Every record must be restated exactly. Drop the images.
* * * * * * * * *
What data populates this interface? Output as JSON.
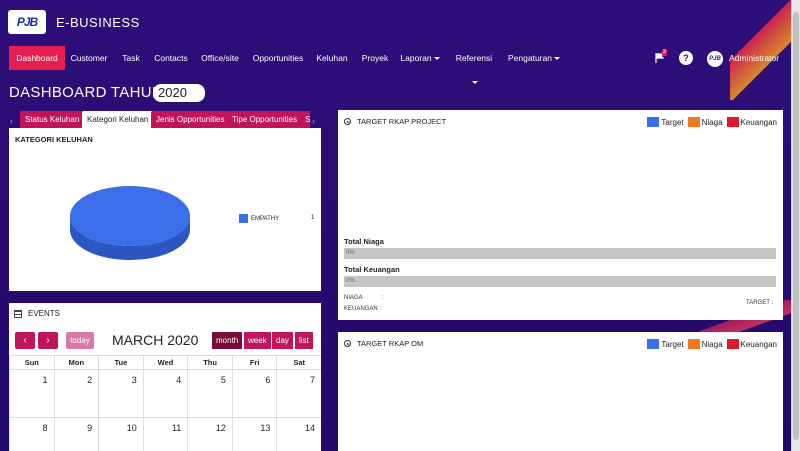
{
  "header": {
    "logo_text": "PJB",
    "app_title": "E-BUSINESS"
  },
  "nav": {
    "items": [
      {
        "label": "Dashboard"
      },
      {
        "label": "Customer"
      },
      {
        "label": "Task"
      },
      {
        "label": "Contacts"
      },
      {
        "label": "Office/site"
      },
      {
        "label": "Opportunities"
      },
      {
        "label": "Keluhan"
      },
      {
        "label": "Proyek"
      },
      {
        "label": "Laporan"
      },
      {
        "label": "Referensi"
      },
      {
        "label": "Pengaturan"
      }
    ],
    "flag_badge": "3",
    "help_glyph": "?",
    "user_name": "Administrator",
    "avatar_text": "PJB"
  },
  "dashboard": {
    "title": "DASHBOARD TAHUN",
    "year": "2020"
  },
  "tabs": {
    "prev": "‹",
    "next": "›",
    "items": [
      {
        "label": "Status Keluhan"
      },
      {
        "label": "Kategori Keluhan"
      },
      {
        "label": "Jenis Opportunities"
      },
      {
        "label": "Tipe Opportunities"
      },
      {
        "label": "S"
      }
    ]
  },
  "kategori": {
    "title": "KATEGORI KELUHAN",
    "legend_label": "EMPATHY",
    "legend_value": "1",
    "slice_color": "#3b6ee8"
  },
  "chart_data": {
    "type": "pie",
    "title": "KATEGORI KELUHAN",
    "categories": [
      "EMPATHY"
    ],
    "values": [
      1
    ]
  },
  "events": {
    "title": "EVENTS",
    "prev": "‹",
    "next": "›",
    "today": "today",
    "month_title": "MARCH 2020",
    "views": [
      {
        "label": "month"
      },
      {
        "label": "week"
      },
      {
        "label": "day"
      },
      {
        "label": "list"
      }
    ],
    "weekdays": [
      "Sun",
      "Mon",
      "Tue",
      "Wed",
      "Thu",
      "Fri",
      "Sat"
    ],
    "weeks": [
      [
        "1",
        "2",
        "3",
        "4",
        "5",
        "6",
        "7"
      ],
      [
        "8",
        "9",
        "10",
        "11",
        "12",
        "13",
        "14"
      ]
    ]
  },
  "rkap_project": {
    "title": "TARGET RKAP PROJECT",
    "legend": [
      {
        "label": "Target",
        "color": "#3b6ee8"
      },
      {
        "label": "Niaga",
        "color": "#f07b1d"
      },
      {
        "label": "Keuangan",
        "color": "#e3162c"
      }
    ],
    "total_niaga_label": "Total Niaga",
    "total_niaga_value": "0%",
    "total_niaga_progress": 0,
    "total_keuangan_label": "Total Keuangan",
    "total_keuangan_value": "0%",
    "total_keuangan_progress": 0,
    "niaga_label": "NIAGA",
    "niaga_sep": ":",
    "keuangan_label": "KEUANGAN :",
    "target_label": "TARGET :"
  },
  "rkap_om": {
    "title": "TARGET RKAP OM",
    "legend": [
      {
        "label": "Target",
        "color": "#3b6ee8"
      },
      {
        "label": "Niaga",
        "color": "#f07b1d"
      },
      {
        "label": "Keuangan",
        "color": "#e3162c"
      }
    ]
  }
}
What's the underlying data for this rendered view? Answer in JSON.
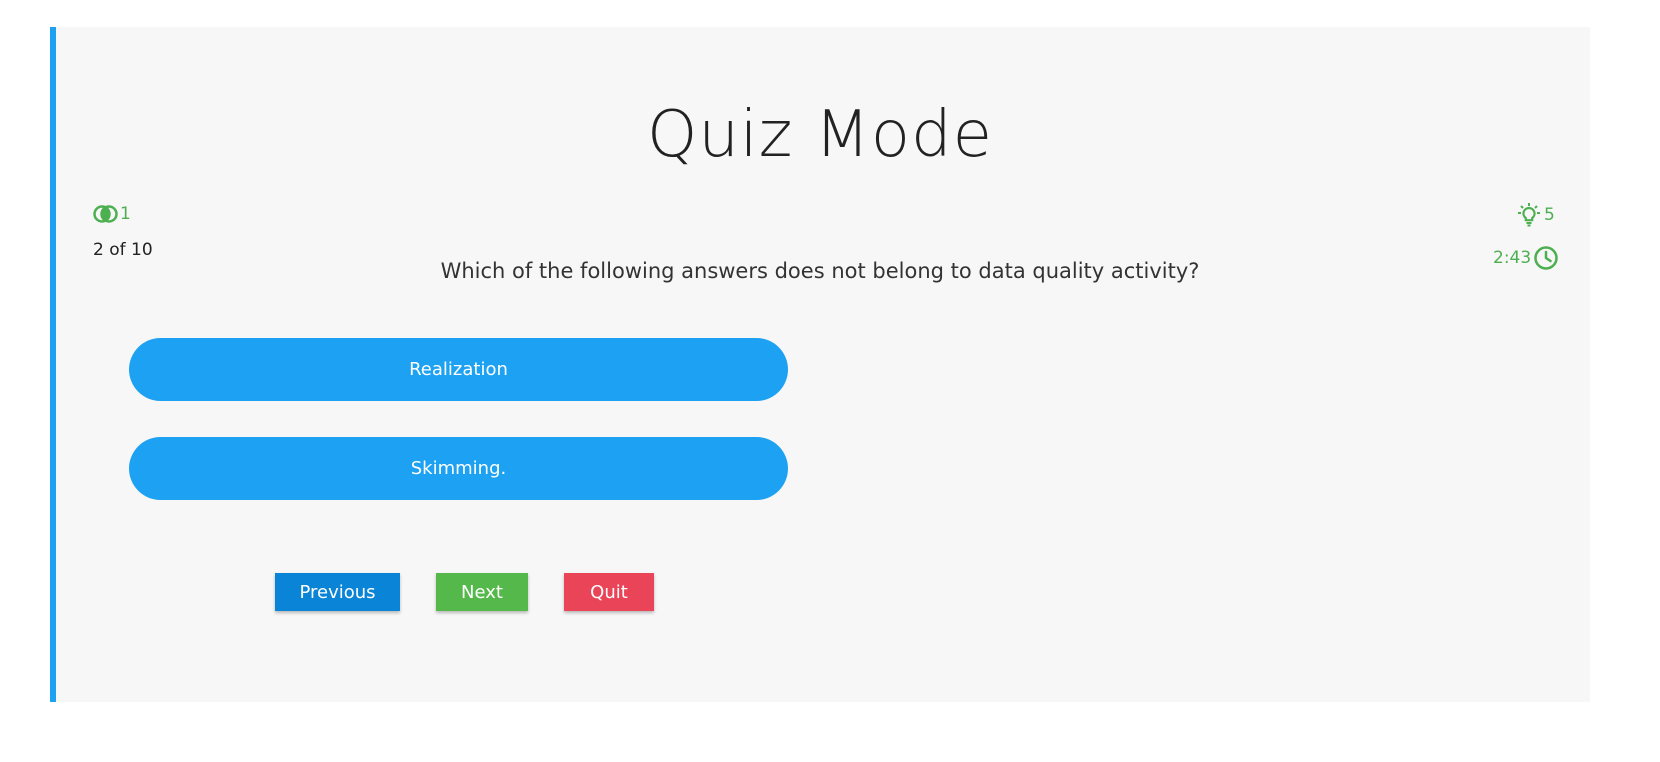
{
  "page": {
    "title": "Quiz Mode"
  },
  "stats": {
    "lives": "1",
    "hints": "5",
    "timer": "2:43",
    "counter": "2 of 10"
  },
  "question": {
    "text": "Which of the following answers does not belong to data quality activity?"
  },
  "answers": [
    {
      "label": "Realization"
    },
    {
      "label": "Skimming."
    }
  ],
  "buttons": {
    "previous": "Previous",
    "next": "Next",
    "quit": "Quit"
  },
  "icons": {
    "lives": "lives-circles-icon",
    "hints": "lightbulb-icon",
    "timer": "clock-icon"
  },
  "colors": {
    "accent": "#1da1f2",
    "stat_green": "#4caf50",
    "previous": "#0a84d6",
    "next": "#54b94a",
    "quit": "#ea4458",
    "card": "#f7f7f7"
  }
}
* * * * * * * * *
* **Solution below**
What data populates this interface? Output as JSON.
{
  "header": {
    "logo_text": "PJB",
    "app_title": "E-BUSINESS"
  },
  "nav": {
    "items": [
      {
        "label": "Dashboard"
      },
      {
        "label": "Customer"
      },
      {
        "label": "Task"
      },
      {
        "label": "Contacts"
      },
      {
        "label": "Office/site"
      },
      {
        "label": "Opportunities"
      },
      {
        "label": "Keluhan"
      },
      {
        "label": "Proyek"
      },
      {
        "label": "Laporan"
      },
      {
        "label": "Referensi"
      },
      {
        "label": "Pengaturan"
      }
    ],
    "flag_badge": "3",
    "help_glyph": "?",
    "user_name": "Administrator",
    "avatar_text": "PJB"
  },
  "dashboard": {
    "title": "DASHBOARD TAHUN",
    "year": "2020"
  },
  "tabs": {
    "prev": "‹",
    "next": "›",
    "items": [
      {
        "label": "Status Keluhan"
      },
      {
        "label": "Kategori Keluhan"
      },
      {
        "label": "Jenis Opportunities"
      },
      {
        "label": "Tipe Opportunities"
      },
      {
        "label": "S"
      }
    ]
  },
  "kategori": {
    "title": "KATEGORI KELUHAN",
    "legend_label": "EMPATHY",
    "legend_value": "1",
    "slice_color": "#3b6ee8"
  },
  "chart_data": {
    "type": "pie",
    "title": "KATEGORI KELUHAN",
    "categories": [
      "EMPATHY"
    ],
    "values": [
      1
    ]
  },
  "events": {
    "title": "EVENTS",
    "prev": "‹",
    "next": "›",
    "today": "today",
    "month_title": "MARCH 2020",
    "views": [
      {
        "label": "month"
      },
      {
        "label": "week"
      },
      {
        "label": "day"
      },
      {
        "label": "list"
      }
    ],
    "weekdays": [
      "Sun",
      "Mon",
      "Tue",
      "Wed",
      "Thu",
      "Fri",
      "Sat"
    ],
    "weeks": [
      [
        "1",
        "2",
        "3",
        "4",
        "5",
        "6",
        "7"
      ],
      [
        "8",
        "9",
        "10",
        "11",
        "12",
        "13",
        "14"
      ]
    ]
  },
  "rkap_project": {
    "title": "TARGET RKAP PROJECT",
    "legend": [
      {
        "label": "Target",
        "color": "#3b6ee8"
      },
      {
        "label": "Niaga",
        "color": "#f07b1d"
      },
      {
        "label": "Keuangan",
        "color": "#e3162c"
      }
    ],
    "total_niaga_label": "Total Niaga",
    "total_niaga_value": "0%",
    "total_niaga_progress": 0,
    "total_keuangan_label": "Total Keuangan",
    "total_keuangan_value": "0%",
    "total_keuangan_progress": 0,
    "niaga_label": "NIAGA",
    "niaga_sep": ":",
    "keuangan_label": "KEUANGAN :",
    "target_label": "TARGET :"
  },
  "rkap_om": {
    "title": "TARGET RKAP OM",
    "legend": [
      {
        "label": "Target",
        "color": "#3b6ee8"
      },
      {
        "label": "Niaga",
        "color": "#f07b1d"
      },
      {
        "label": "Keuangan",
        "color": "#e3162c"
      }
    ]
  }
}
What's the underlying data for this rendered view? Answer in JSON.
{
  "page": {
    "title": "Quiz Mode"
  },
  "stats": {
    "lives": "1",
    "hints": "5",
    "timer": "2:43",
    "counter": "2 of 10"
  },
  "question": {
    "text": "Which of the following answers does not belong to data quality activity?"
  },
  "answers": [
    {
      "label": "Realization"
    },
    {
      "label": "Skimming."
    }
  ],
  "buttons": {
    "previous": "Previous",
    "next": "Next",
    "quit": "Quit"
  },
  "icons": {
    "lives": "lives-circles-icon",
    "hints": "lightbulb-icon",
    "timer": "clock-icon"
  },
  "colors": {
    "accent": "#1da1f2",
    "stat_green": "#4caf50",
    "previous": "#0a84d6",
    "next": "#54b94a",
    "quit": "#ea4458",
    "card": "#f7f7f7"
  }
}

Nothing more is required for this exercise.